A group of braodcasters have filed an emergency petition with the FCC charging DirecTV with failure to negotiate retrasmission consent in good faith and wants the FCC to compel DirecTV to back up its price claim.
The complaint was filed by Northwest Broadcasting, Broadcasting Licenses, Mountain Licenses, Stainless Broadcasting, Eagle Creek Broadcasting of Laredo, Bristlecone Broadcasting, and Blackhawk Broadcasting, saying they had come to an impasse over "unbrideable" and apparently unbudgeable, "positions on price."
The station groups say they have market data to support their price claims which it has shown to DirecTV, while DirecTV has refused to show them its "facts" for the price it is asking.
The groups point out that the FCC can, if it chooses, compel "reciprocal fact disclosure" if it finds DirecTV was not negotiating in good faith, or "stomewalling," as the groups argue.
They say it is an emergency because they have been negotiating new retrans deals since fall 2014, and that their expired contracts are on "life support" through multiple short-term extensions.
The FCC is currently in the process of reconsidering its definition of good faith bargaining per a congressional directive, but that is still in the early stages.
But the broadcasters say DirecTV is inviolation of the current definition, which requires that “both parties to the negotiation refrain from insisting on terms that are not consistent with competitive marketplace considerations." They also argue that not supplying the evidence of their pricing unreasonably delays the deal, which is also a violation.
"The TV Station Group [their collective monicker for petition purposes] has agreed to the most recent extension of that agreement in a good faith effort to avoid harming innocent consumers who want to continue to receive the programming provided by The TV Station Group on DIRECTV. Under these circumstances, Commission action on this Complaint at the earliest possible time is both needed, and respectfully requested."
They argue that the "unbridgeable chasm" between their prices needs bridging by the FCC.
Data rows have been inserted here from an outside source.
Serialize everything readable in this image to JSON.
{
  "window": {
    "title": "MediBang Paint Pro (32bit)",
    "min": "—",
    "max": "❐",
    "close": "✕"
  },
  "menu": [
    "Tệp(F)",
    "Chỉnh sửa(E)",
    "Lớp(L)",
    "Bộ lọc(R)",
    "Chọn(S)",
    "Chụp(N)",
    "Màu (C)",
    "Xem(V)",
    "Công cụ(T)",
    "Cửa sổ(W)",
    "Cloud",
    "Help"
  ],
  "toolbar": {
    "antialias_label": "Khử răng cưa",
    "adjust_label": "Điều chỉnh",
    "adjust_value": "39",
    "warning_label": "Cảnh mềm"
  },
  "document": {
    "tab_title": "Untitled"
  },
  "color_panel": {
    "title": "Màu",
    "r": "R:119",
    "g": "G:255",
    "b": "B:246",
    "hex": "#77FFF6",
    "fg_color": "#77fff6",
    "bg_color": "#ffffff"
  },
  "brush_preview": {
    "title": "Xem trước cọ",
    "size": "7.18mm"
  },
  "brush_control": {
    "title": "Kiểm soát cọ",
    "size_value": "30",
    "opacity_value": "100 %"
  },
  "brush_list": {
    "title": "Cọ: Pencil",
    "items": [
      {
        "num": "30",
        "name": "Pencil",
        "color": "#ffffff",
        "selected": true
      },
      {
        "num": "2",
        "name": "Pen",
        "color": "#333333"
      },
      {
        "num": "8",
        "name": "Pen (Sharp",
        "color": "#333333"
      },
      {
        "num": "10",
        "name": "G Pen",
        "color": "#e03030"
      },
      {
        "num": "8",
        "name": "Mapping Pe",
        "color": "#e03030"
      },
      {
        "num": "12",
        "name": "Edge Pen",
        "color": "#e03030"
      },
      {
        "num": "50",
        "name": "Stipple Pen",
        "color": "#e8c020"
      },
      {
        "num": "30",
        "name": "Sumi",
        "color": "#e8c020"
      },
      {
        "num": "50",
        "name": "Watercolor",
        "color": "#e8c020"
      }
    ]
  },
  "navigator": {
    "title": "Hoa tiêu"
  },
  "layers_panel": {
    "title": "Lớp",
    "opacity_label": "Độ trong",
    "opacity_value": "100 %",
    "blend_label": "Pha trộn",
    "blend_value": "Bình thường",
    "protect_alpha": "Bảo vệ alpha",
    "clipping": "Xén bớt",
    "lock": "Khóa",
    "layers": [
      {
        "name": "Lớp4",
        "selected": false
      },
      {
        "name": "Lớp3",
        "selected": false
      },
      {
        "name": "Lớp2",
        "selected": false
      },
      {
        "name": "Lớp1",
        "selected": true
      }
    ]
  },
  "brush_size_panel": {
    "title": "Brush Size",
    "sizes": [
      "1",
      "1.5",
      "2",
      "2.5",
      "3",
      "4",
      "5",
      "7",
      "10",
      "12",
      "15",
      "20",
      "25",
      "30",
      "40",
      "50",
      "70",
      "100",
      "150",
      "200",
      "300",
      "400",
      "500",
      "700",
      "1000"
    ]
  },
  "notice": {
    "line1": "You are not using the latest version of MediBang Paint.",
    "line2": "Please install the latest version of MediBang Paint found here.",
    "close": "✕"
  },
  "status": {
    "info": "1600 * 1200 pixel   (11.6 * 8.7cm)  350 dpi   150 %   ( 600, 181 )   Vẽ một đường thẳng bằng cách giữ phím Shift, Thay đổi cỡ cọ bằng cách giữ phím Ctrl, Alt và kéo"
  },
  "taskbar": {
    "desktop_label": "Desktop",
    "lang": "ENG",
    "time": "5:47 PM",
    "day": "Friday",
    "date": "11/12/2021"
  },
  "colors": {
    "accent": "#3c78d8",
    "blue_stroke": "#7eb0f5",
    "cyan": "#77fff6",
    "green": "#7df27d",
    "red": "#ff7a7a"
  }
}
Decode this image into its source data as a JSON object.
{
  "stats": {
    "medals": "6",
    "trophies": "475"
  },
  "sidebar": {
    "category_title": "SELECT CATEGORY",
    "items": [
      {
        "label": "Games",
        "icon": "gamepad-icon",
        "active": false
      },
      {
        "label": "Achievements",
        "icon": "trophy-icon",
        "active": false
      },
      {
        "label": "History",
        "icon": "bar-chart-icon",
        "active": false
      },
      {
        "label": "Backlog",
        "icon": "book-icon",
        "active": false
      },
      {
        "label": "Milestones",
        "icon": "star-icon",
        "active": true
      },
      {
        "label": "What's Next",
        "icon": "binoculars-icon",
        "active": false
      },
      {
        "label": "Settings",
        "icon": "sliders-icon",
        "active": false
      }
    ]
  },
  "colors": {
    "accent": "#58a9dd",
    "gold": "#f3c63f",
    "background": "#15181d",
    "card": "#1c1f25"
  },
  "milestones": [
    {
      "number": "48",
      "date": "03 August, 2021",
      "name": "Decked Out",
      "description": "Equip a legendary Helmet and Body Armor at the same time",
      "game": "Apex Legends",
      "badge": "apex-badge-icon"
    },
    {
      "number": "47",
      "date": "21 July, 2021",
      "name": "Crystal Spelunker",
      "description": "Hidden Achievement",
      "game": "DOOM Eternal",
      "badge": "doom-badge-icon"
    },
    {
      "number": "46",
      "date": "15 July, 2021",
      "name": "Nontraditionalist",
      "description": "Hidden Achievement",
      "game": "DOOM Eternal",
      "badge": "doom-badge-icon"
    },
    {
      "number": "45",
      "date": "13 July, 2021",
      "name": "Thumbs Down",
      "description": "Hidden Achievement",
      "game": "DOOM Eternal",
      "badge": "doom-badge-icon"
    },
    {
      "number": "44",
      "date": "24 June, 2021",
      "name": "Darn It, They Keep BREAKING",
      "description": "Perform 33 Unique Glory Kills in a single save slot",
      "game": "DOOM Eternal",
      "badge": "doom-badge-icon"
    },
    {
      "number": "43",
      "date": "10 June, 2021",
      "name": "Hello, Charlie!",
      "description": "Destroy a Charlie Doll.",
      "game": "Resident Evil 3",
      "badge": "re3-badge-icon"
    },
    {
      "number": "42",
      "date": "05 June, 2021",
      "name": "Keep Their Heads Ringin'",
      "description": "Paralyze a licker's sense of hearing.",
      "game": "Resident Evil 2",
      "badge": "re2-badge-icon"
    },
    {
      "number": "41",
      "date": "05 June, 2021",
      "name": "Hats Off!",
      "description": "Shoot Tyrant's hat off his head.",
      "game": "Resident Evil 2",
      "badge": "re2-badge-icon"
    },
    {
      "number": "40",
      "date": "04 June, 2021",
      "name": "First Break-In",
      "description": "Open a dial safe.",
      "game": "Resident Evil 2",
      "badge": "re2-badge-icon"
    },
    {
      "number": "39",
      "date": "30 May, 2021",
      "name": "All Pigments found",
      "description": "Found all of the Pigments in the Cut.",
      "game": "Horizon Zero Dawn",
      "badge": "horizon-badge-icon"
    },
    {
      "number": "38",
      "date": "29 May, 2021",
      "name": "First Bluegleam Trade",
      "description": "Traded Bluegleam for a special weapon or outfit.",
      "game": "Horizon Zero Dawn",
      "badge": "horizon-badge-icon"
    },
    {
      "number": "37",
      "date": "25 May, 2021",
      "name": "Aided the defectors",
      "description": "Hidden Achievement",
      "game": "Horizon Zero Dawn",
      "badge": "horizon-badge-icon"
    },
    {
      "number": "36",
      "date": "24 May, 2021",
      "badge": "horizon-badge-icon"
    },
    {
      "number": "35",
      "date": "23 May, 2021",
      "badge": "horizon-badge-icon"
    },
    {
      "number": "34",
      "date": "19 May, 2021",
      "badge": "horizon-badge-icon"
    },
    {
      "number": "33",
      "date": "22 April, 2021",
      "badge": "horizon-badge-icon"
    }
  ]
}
"DirecTV continues to work in good faith with Northwest Broadcasting and looks forward to reaching an agreement," said a spokesperson.